Saturday, December 31, 2016

The Wars of the Roses

Henry A. (Harry) Payne: Choosing the Red and White Roses in the Temple Garden, 1910

Of all the incidents that are associated with particular places, none stands out more vividly than the scene told by Shakespeare, of the first beginning to the Wars of the Roses in the Temple Garden. Richard Plantagenet, with the Earls of Somerset, Suffolk, and Warwick, Vernon, and a lawyer, enter the Temple Garden ("Henry VI." Pt. I. Act 2, sc. iv.). Suffolk. Within the Temple Hall we were too loud; The garden here is more convenient. Plantagenet. Then say at once if I maintained the truth, Or else was wrangling Somerset in the error? The direct answer being evaded, Plantagenet continues- Since you are tongue-tied and so loath to speak, In dumb significants proclaim your thoughts; Let him that is a true-born gentleman, And stands upon the honour of his birth, If he suppose that I have pleaded truth, From off this brier pluck a white rose with me. Somerset. Let him that is no coward nor no flatterer, But dare maintain the party of the truth, Pluck a red rose from off this thorn with me. Warwick. I pluck this white rose with Plantagenet. Suffolk. I pluck this red rose with young Somerset. Vernon. I pluck this pale and maiden blossom here, Giving my verdict on the white rose side. Lawyer (to Somerset) ... The argument you held was wrong in you, In sign whereof I pluck a white rose too. Plan. Now, Somerset, where is your argument? Som. Here, in my scabbard, meditating that Shall dye your white rose in a bloody red. Plan. Hath not thy rose a canker, Somerset? Som. Hath not thy rose a thorn, Plantagenet? Plan. Ay, sharp and piercing to maintain his truth; Whiles thy consuming canker eats his falsehood. Som. Well, I'll find friends to wear my bleeding roses, That shall maintain what I have said is true. Warwick. And here I prophesy this brawl to-day, Grown to this faction in the Temple-garden, Shall send between the red rose and the white A thousand souls to death and deadly night.

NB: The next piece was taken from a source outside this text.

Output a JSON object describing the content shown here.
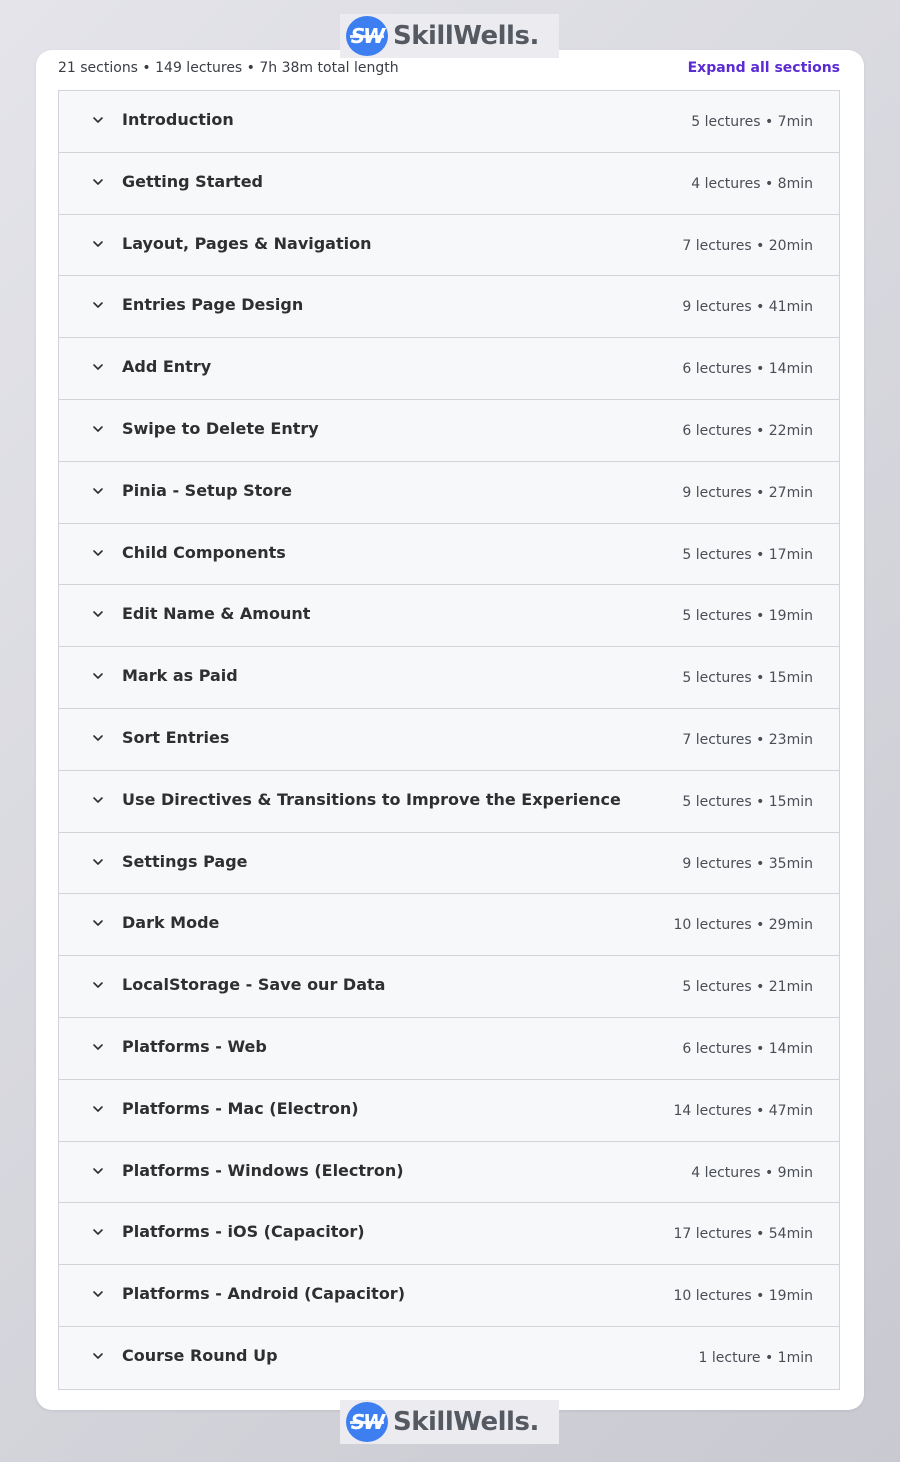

Since Shakespeare’s day, popular perception of the Wars of the Roses has been confused by the propaganda of partisan supporters of the White or the Red, or by those who see the whole affair as a minor dynastic squabble. It is true that their significance in the history of the art or practice of warfare is small. And while the Wars were not the general bloodbath Shakespeare described for the Elizabethan stage, the royal house of Plantagenet was wiped out...along with other noble dynasties beside. Modern historical research, however, has shown that the era was no better nor worse than those that came before and after.

No comments:

Post a Comment